# Task objective
The answer must consist of every line below that contains the word "screenshot".

# Data under study

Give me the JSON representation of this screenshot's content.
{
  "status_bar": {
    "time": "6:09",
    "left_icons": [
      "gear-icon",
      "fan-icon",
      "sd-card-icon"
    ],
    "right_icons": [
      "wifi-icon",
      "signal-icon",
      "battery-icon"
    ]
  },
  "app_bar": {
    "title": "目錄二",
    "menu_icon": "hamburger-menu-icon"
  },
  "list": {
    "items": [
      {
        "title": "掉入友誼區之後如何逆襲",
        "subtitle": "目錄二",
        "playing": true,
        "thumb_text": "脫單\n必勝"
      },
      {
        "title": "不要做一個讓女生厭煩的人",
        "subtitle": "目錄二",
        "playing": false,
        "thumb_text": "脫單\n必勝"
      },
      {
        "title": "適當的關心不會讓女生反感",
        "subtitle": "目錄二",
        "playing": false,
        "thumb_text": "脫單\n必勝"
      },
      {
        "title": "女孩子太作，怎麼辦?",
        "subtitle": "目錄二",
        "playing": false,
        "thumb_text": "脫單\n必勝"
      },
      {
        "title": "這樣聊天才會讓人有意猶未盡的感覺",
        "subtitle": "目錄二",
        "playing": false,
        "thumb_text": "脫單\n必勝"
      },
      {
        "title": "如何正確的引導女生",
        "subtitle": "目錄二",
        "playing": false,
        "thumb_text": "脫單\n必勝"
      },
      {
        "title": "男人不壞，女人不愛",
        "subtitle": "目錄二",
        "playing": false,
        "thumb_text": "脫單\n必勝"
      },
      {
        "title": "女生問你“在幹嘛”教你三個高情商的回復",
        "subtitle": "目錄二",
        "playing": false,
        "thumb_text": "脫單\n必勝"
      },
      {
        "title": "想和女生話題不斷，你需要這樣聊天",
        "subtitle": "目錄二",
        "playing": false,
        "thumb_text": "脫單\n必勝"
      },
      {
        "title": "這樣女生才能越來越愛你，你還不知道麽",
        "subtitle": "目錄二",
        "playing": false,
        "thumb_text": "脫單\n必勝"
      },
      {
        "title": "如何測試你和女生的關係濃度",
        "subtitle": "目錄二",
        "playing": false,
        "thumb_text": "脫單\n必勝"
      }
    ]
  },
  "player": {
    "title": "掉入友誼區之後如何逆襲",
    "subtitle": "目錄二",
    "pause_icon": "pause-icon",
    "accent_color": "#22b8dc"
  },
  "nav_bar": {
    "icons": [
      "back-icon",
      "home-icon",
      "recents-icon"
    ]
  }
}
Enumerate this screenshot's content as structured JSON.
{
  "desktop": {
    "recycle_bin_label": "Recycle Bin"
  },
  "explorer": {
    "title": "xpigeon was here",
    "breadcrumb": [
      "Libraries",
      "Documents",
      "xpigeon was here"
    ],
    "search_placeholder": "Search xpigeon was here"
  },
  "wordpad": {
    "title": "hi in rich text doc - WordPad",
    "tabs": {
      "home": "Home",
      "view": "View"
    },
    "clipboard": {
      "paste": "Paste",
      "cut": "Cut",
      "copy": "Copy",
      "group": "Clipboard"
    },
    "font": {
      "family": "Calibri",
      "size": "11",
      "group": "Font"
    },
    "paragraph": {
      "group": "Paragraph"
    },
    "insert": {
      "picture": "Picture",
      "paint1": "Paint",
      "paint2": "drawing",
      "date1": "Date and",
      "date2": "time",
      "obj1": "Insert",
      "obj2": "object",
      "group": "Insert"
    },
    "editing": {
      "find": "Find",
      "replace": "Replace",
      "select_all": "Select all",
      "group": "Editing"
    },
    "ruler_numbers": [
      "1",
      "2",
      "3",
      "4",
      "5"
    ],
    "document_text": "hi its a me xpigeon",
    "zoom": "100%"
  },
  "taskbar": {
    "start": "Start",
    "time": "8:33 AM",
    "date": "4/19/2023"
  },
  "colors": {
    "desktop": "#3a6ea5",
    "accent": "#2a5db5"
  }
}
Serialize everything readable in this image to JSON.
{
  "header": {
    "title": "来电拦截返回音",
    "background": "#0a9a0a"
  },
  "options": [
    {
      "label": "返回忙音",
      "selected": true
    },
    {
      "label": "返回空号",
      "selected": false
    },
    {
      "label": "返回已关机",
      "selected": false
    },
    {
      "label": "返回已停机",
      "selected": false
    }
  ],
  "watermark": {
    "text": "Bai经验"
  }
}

# Result of the exercise
Give me the JSON representation of this screenshot's content.
Enumerate this screenshot's content as structured JSON.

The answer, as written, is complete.